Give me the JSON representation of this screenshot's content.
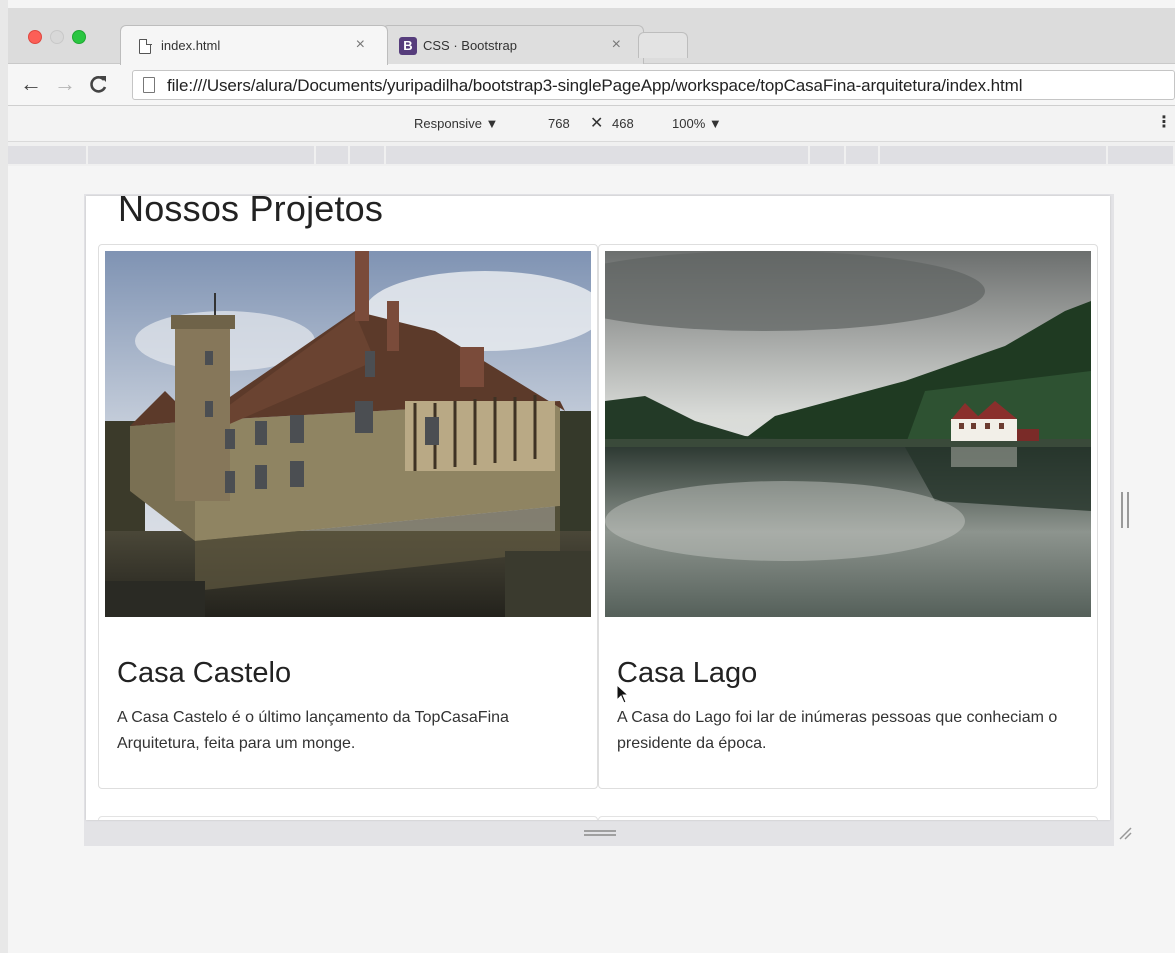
{
  "browser": {
    "tabs": [
      {
        "title": "index.html",
        "icon": "page-icon",
        "active": true
      },
      {
        "title": "CSS · Bootstrap",
        "icon": "bootstrap-icon",
        "active": false
      }
    ],
    "tab_close": "×",
    "url": "file:///Users/alura/Documents/yuripadilha/bootstrap3-singlePageApp/workspace/topCasaFina-arquitetura/index.html"
  },
  "devtools": {
    "mode": "Responsive ▼",
    "width": "768",
    "times": "✕",
    "height": "468",
    "zoom": "100% ▼",
    "menu": "⋮"
  },
  "page": {
    "heading": "Nossos Projetos",
    "projects": [
      {
        "title": "Casa Castelo",
        "description": "A Casa Castelo é o último lançamento da TopCasaFina Arquitetura, feita para um monge."
      },
      {
        "title": "Casa Lago",
        "description": "A Casa do Lago foi lar de inúmeras pessoas que conheciam o presidente da época."
      }
    ]
  },
  "colors": {
    "traffic_red": "#fc5f57",
    "traffic_green": "#2ac641",
    "bootstrap_purple": "#563d7c"
  }
}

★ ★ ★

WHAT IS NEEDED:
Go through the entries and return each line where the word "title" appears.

ANSWER BELOW:
        "title": "index.html",
        "title": "CSS · Bootstrap",
        "title": "Casa Castelo",
        "title": "Casa Lago",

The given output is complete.